=== Dataset extract ===
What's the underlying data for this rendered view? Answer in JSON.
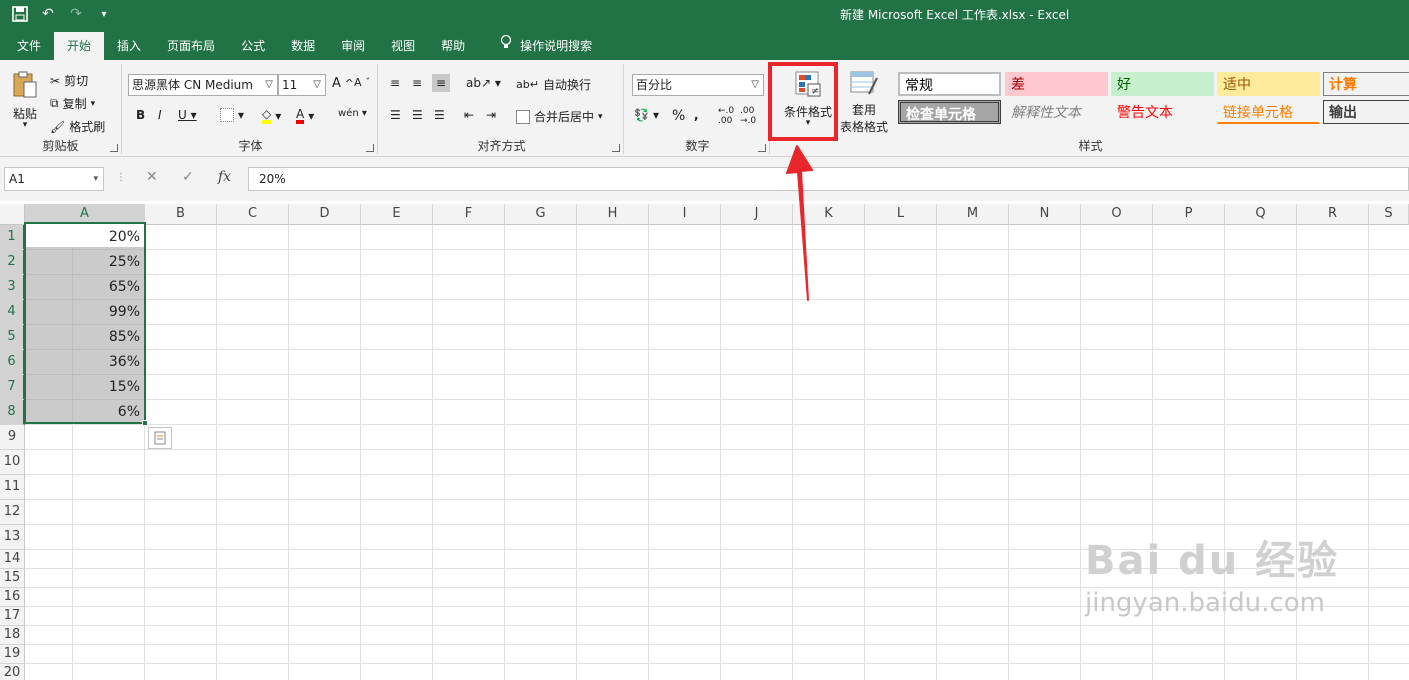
{
  "titlebar": {
    "title": "新建 Microsoft Excel 工作表.xlsx  -  Excel"
  },
  "tabs": [
    "文件",
    "开始",
    "插入",
    "页面布局",
    "公式",
    "数据",
    "审阅",
    "视图",
    "帮助"
  ],
  "tell_me": "操作说明搜索",
  "clipboard": {
    "paste": "粘贴",
    "cut": "剪切",
    "copy": "复制",
    "format_painter": "格式刷",
    "label": "剪贴板"
  },
  "font": {
    "name": "思源黑体 CN Medium",
    "size": "11",
    "label": "字体"
  },
  "alignment": {
    "wrap": "自动换行",
    "merge": "合并后居中",
    "label": "对齐方式"
  },
  "number": {
    "format": "百分比",
    "label": "数字"
  },
  "styles": {
    "conditional": "条件格式",
    "table_line1": "套用",
    "table_line2": "表格格式",
    "label": "样式",
    "cells": [
      {
        "text": "常规",
        "bg": "#ffffff",
        "color": "#000000"
      },
      {
        "text": "差",
        "bg": "#ffc7ce",
        "color": "#9c0006"
      },
      {
        "text": "好",
        "bg": "#c6efce",
        "color": "#006100"
      },
      {
        "text": "适中",
        "bg": "#ffeb9c",
        "color": "#9c5700"
      },
      {
        "text": "计算",
        "bg": "#f2f2f2",
        "color": "#fa7d00"
      },
      {
        "text": "检查单元格",
        "bg": "#a5a5a5",
        "color": "#ffffff"
      },
      {
        "text": "解释性文本",
        "bg": "transparent",
        "color": "#7f7f7f"
      },
      {
        "text": "警告文本",
        "bg": "transparent",
        "color": "#ff0000"
      },
      {
        "text": "链接单元格",
        "bg": "transparent",
        "color": "#fa7d00"
      },
      {
        "text": "输出",
        "bg": "#f2f2f2",
        "color": "#3f3f3f"
      }
    ]
  },
  "formula_bar": {
    "name_box": "A1",
    "value": "20%"
  },
  "columns": [
    "A",
    "B",
    "C",
    "D",
    "E",
    "F",
    "G",
    "H",
    "I",
    "J",
    "K",
    "L",
    "M",
    "N",
    "O",
    "P",
    "Q",
    "R",
    "S"
  ],
  "rows": [
    "1",
    "2",
    "3",
    "4",
    "5",
    "6",
    "7",
    "8",
    "9",
    "10",
    "11",
    "12",
    "13",
    "14",
    "15",
    "16",
    "17",
    "18",
    "19",
    "20"
  ],
  "cells_a": [
    "20%",
    "25%",
    "65%",
    "99%",
    "85%",
    "36%",
    "15%",
    "6%"
  ],
  "watermark": {
    "brand": "Bai du 经验",
    "url": "jingyan.baidu.com"
  },
  "colors": {
    "accent": "#217346",
    "highlight": "#e8262b"
  }
}
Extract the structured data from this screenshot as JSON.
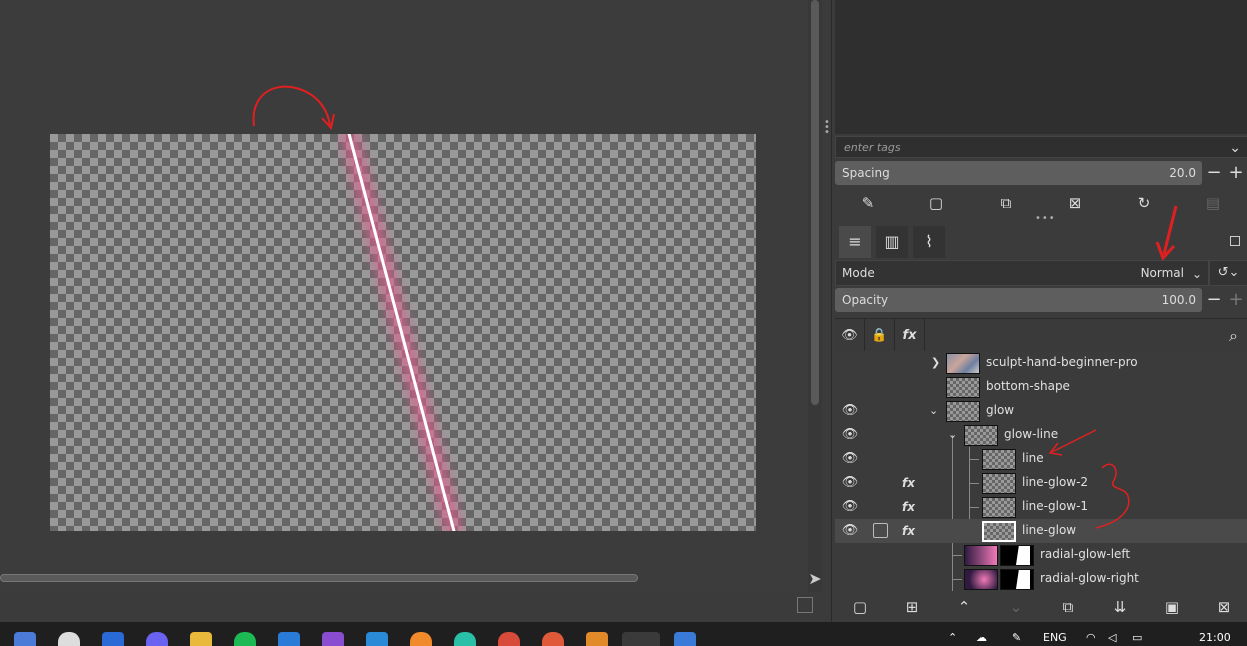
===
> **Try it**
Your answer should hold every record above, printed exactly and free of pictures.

> **Task response**
What's the underlying data for this rendered view? Answer in JSON.
{
  "titlebar": {
    "title": "新建 Microsoft Excel 工作表.xlsx  -  Excel"
  },
  "tabs": [
    "文件",
    "开始",
    "插入",
    "页面布局",
    "公式",
    "数据",
    "审阅",
    "视图",
    "帮助"
  ],
  "tell_me": "操作说明搜索",
  "clipboard": {
    "paste": "粘贴",
    "cut": "剪切",
    "copy": "复制",
    "format_painter": "格式刷",
    "label": "剪贴板"
  },
  "font": {
    "name": "思源黑体 CN Medium",
    "size": "11",
    "label": "字体"
  },
  "alignment": {
    "wrap": "自动换行",
    "merge": "合并后居中",
    "label": "对齐方式"
  },
  "number": {
    "format": "百分比",
    "label": "数字"
  },
  "styles": {
    "conditional": "条件格式",
    "table_line1": "套用",
    "table_line2": "表格格式",
    "label": "样式",
    "cells": [
      {
        "text": "常规",
        "bg": "#ffffff",
        "color": "#000000"
      },
      {
        "text": "差",
        "bg": "#ffc7ce",
        "color": "#9c0006"
      },
      {
        "text": "好",
        "bg": "#c6efce",
        "color": "#006100"
      },
      {
        "text": "适中",
        "bg": "#ffeb9c",
        "color": "#9c5700"
      },
      {
        "text": "计算",
        "bg": "#f2f2f2",
        "color": "#fa7d00"
      },
      {
        "text": "检查单元格",
        "bg": "#a5a5a5",
        "color": "#ffffff"
      },
      {
        "text": "解释性文本",
        "bg": "transparent",
        "color": "#7f7f7f"
      },
      {
        "text": "警告文本",
        "bg": "transparent",
        "color": "#ff0000"
      },
      {
        "text": "链接单元格",
        "bg": "transparent",
        "color": "#fa7d00"
      },
      {
        "text": "输出",
        "bg": "#f2f2f2",
        "color": "#3f3f3f"
      }
    ]
  },
  "formula_bar": {
    "name_box": "A1",
    "value": "20%"
  },
  "columns": [
    "A",
    "B",
    "C",
    "D",
    "E",
    "F",
    "G",
    "H",
    "I",
    "J",
    "K",
    "L",
    "M",
    "N",
    "O",
    "P",
    "Q",
    "R",
    "S"
  ],
  "rows": [
    "1",
    "2",
    "3",
    "4",
    "5",
    "6",
    "7",
    "8",
    "9",
    "10",
    "11",
    "12",
    "13",
    "14",
    "15",
    "16",
    "17",
    "18",
    "19",
    "20"
  ],
  "cells_a": [
    "20%",
    "25%",
    "65%",
    "99%",
    "85%",
    "36%",
    "15%",
    "6%"
  ],
  "watermark": {
    "brand": "Bai du 经验",
    "url": "jingyan.baidu.com"
  },
  "colors": {
    "accent": "#217346",
    "highlight": "#e8262b"
  }
}
Extract the structured data from this screenshot as JSON.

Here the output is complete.